Though Barack Obama worked with many churches through his role as director of DCP in Chicago, thus shedding some small light into his thoughts on religious life, chapter 14 seemed to give the greatest insight into such an area. No, there is no new birth conversion, or at least no profession of such. But the setting of this section is Trinity United Church of Christ in the Chicago area, which was led by the well-know Jeremiah Wright.
Most know that Obama has been influenced by both Islam and Christianity, his father being born into a Muslim family and his connection with Trinity United Church of Christ. And many a Christians frequently quote Obama in attempt to prove he has universalist affinities. I’m not here to argue if he is a Christian, Muslim or universalist. I only point out the chapter as interesting in regards to Obama’s interaction with religious life.
The book ends with Barack Obama’s visit to his father’s homeland, Kenya. Ever since he received the phone call informing him that his father had passed away, Barack had a desire stirring in him to visit Kenya, all so he could get to know those people whom he never had a chance to be acquainted with, as well as say good-bye to his father.
The journey was all summed in the last chapter of the book as his grandmother, Zeituni, shared an extensive story in answer to Barack’s questions about the roots and background of the Obama family. The story is a settling of sorts for Barack and could probably be seen as the final step of closure needed in a life that had been haunted by his father’s ghost. In all, these words encapsulate the ending of this portion of his life:

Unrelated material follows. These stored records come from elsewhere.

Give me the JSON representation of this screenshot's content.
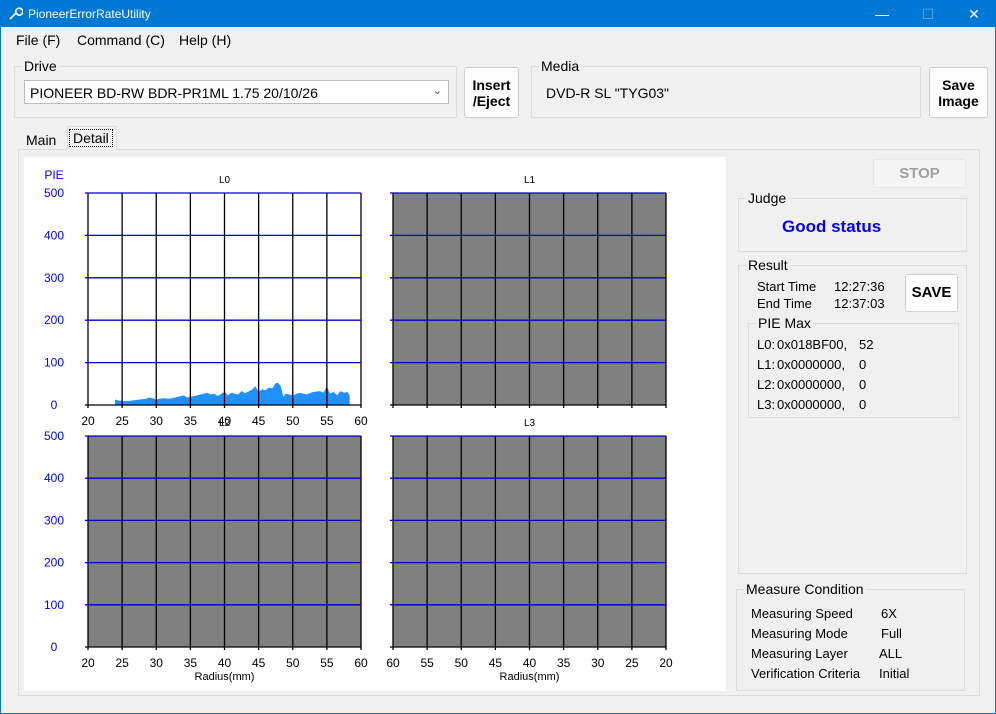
{
  "window": {
    "title": "PioneerErrorRateUtility",
    "controls": {
      "minimize": "—",
      "maximize": "☐",
      "close": "✕"
    }
  },
  "menu": [
    {
      "label": "File (F)",
      "id": "file"
    },
    {
      "label": "Command (C)",
      "id": "command"
    },
    {
      "label": "Help (H)",
      "id": "help"
    }
  ],
  "drive": {
    "group_label": "Drive",
    "selected": "PIONEER BD-RW BDR-PR1ML 1.75 20/10/26",
    "insert_eject_label_line1": "Insert",
    "insert_eject_label_line2": "/Eject"
  },
  "media": {
    "group_label": "Media",
    "value": "DVD-R SL \"TYG03\""
  },
  "save_image": {
    "line1": "Save",
    "line2": "Image"
  },
  "tabs": [
    {
      "label": "Main",
      "active": false
    },
    {
      "label": "Detail",
      "active": true
    }
  ],
  "stop_label": "STOP",
  "judge": {
    "group_label": "Judge",
    "status": "Good status",
    "status_color": "#0000ff"
  },
  "result": {
    "group_label": "Result",
    "start_time_label": "Start Time",
    "start_time": "12:27:36",
    "end_time_label": "End Time",
    "end_time": "12:37:03",
    "save_label": "SAVE",
    "pie_max": {
      "group_label": "PIE Max",
      "rows": [
        {
          "layer": "L0:",
          "address": "0x018BF00,",
          "value": "52"
        },
        {
          "layer": "L1:",
          "address": "0x0000000,",
          "value": "0"
        },
        {
          "layer": "L2:",
          "address": "0x0000000,",
          "value": "0"
        },
        {
          "layer": "L3:",
          "address": "0x0000000,",
          "value": "0"
        }
      ]
    }
  },
  "measure_condition": {
    "group_label": "Measure Condition",
    "rows": [
      {
        "label": "Measuring Speed",
        "value": "6X"
      },
      {
        "label": "Measuring Mode",
        "value": "Full"
      },
      {
        "label": "Measuring Layer",
        "value": "ALL"
      },
      {
        "label": "Verification Criteria",
        "value": "Initial"
      }
    ]
  },
  "chart_data": [
    {
      "type": "area",
      "title": "L0",
      "ylabel": "PIE",
      "xlabel": "",
      "xlim": [
        20,
        60
      ],
      "ylim": [
        0,
        500
      ],
      "x_ticks": [
        "20",
        "25",
        "30",
        "35",
        "40",
        "45",
        "50",
        "55",
        "60"
      ],
      "y_ticks": [
        "0",
        "100",
        "200",
        "300",
        "400",
        "500"
      ],
      "grid": true,
      "plot_background": "#ffffff",
      "fill_color": "#1e90ff",
      "has_data": true,
      "series": [
        {
          "name": "PIE",
          "x": [
            24.0,
            24.5,
            25.5,
            26.5,
            27.5,
            28.5,
            29.0,
            30.0,
            31.0,
            32.0,
            33.0,
            34.0,
            34.5,
            35.5,
            36.5,
            37.5,
            38.0,
            38.5,
            39.0,
            40.0,
            40.5,
            41.0,
            42.0,
            42.5,
            43.0,
            44.0,
            44.5,
            45.0,
            45.5,
            46.0,
            46.5,
            47.0,
            47.5,
            47.8,
            48.2,
            48.6,
            49.0,
            50.0,
            51.0,
            52.0,
            53.0,
            54.0,
            54.5,
            55.0,
            55.4,
            56.0,
            56.5,
            57.0,
            57.5,
            58.0,
            58.3
          ],
          "values": [
            12,
            10,
            8,
            10,
            12,
            14,
            17,
            13,
            15,
            14,
            18,
            22,
            17,
            20,
            24,
            28,
            24,
            26,
            20,
            30,
            22,
            28,
            24,
            32,
            27,
            35,
            43,
            30,
            36,
            34,
            40,
            38,
            50,
            52,
            44,
            18,
            26,
            22,
            28,
            24,
            30,
            32,
            28,
            42,
            26,
            30,
            22,
            32,
            28,
            30,
            22
          ]
        }
      ]
    },
    {
      "type": "area",
      "title": "L1",
      "xlim": [
        60,
        20
      ],
      "ylim": [
        0,
        500
      ],
      "x_ticks": [],
      "y_ticks": [],
      "grid": true,
      "plot_background": "#808080",
      "has_data": false,
      "series": []
    },
    {
      "type": "area",
      "title": "L2",
      "xlabel": "Radius(mm)",
      "xlim": [
        20,
        60
      ],
      "ylim": [
        0,
        500
      ],
      "x_ticks": [
        "20",
        "25",
        "30",
        "35",
        "40",
        "45",
        "50",
        "55",
        "60"
      ],
      "y_ticks": [
        "0",
        "100",
        "200",
        "300",
        "400",
        "500"
      ],
      "grid": true,
      "plot_background": "#808080",
      "has_data": false,
      "series": []
    },
    {
      "type": "area",
      "title": "L3",
      "xlabel": "Radius(mm)",
      "xlim": [
        60,
        20
      ],
      "ylim": [
        0,
        500
      ],
      "x_ticks": [
        "60",
        "55",
        "50",
        "45",
        "40",
        "35",
        "30",
        "25",
        "20"
      ],
      "y_ticks": [],
      "grid": true,
      "plot_background": "#808080",
      "has_data": false,
      "series": []
    }
  ]
}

‘For a long time I sat between the two graves [of his grandfather and father] and wept. When my tears were finally spent, I felt a calmness wash over me. I felt the circle finally close. I realized that who I was, what I cared about, was no longer just a matter of intellect or obligation, no longer a construct of words. I saw that my life in America – the black life, the white life, the sense of abandonment I’d felt as a boy, the frustration and hope I’d witnessed in Chicago – all of it was connected with this small plot of earth an ocean away, connected by more than the accident of a name or the color of my skin. The pain I felt was my father’s pain. My questions were my brother’s questions. Their struggle, my birthright.’
And the book concludes soon after these words above.
I’m not here to argue whether or not Barack Obama is best suited as the 44th President of the United States. Again, I’m not here to tell you whether he knows God or not. And I’m definitely not here to pick apart his particular policies and promises. I simply wanted to tell you of this book, summarise it for you, and, then, you can decide if it might be worthy picking up yourself.
It is true that there is somewhat of a no-holds barred nature to the book, with certain words and details not withheld in describing certain events and situations. Yet I am also aware that the picture painted leaves out some of the warts and blemishes, as I am sure all autobiographies would. But, overall, it gives really good insight into the background and early years of the man known as Barack Obama. And, we would do well to reminder that this book is not the full story of his life, since he has lived another 20+ years since the work was finished, and there has been no revised edition to date.
In the end, I do believe the book gives some solid insight into his life. One walks away with a little more understanding of a man who struggled growing up as half-white and half-black, not truly knowing his father, and having lived a life that spans right across the globe (don’t forget Indonesia). These words truly speak of Obama’s desire to understand the dreams of his father. I suppose I will learn a little more when I have time to pick up The Audacity of Hope.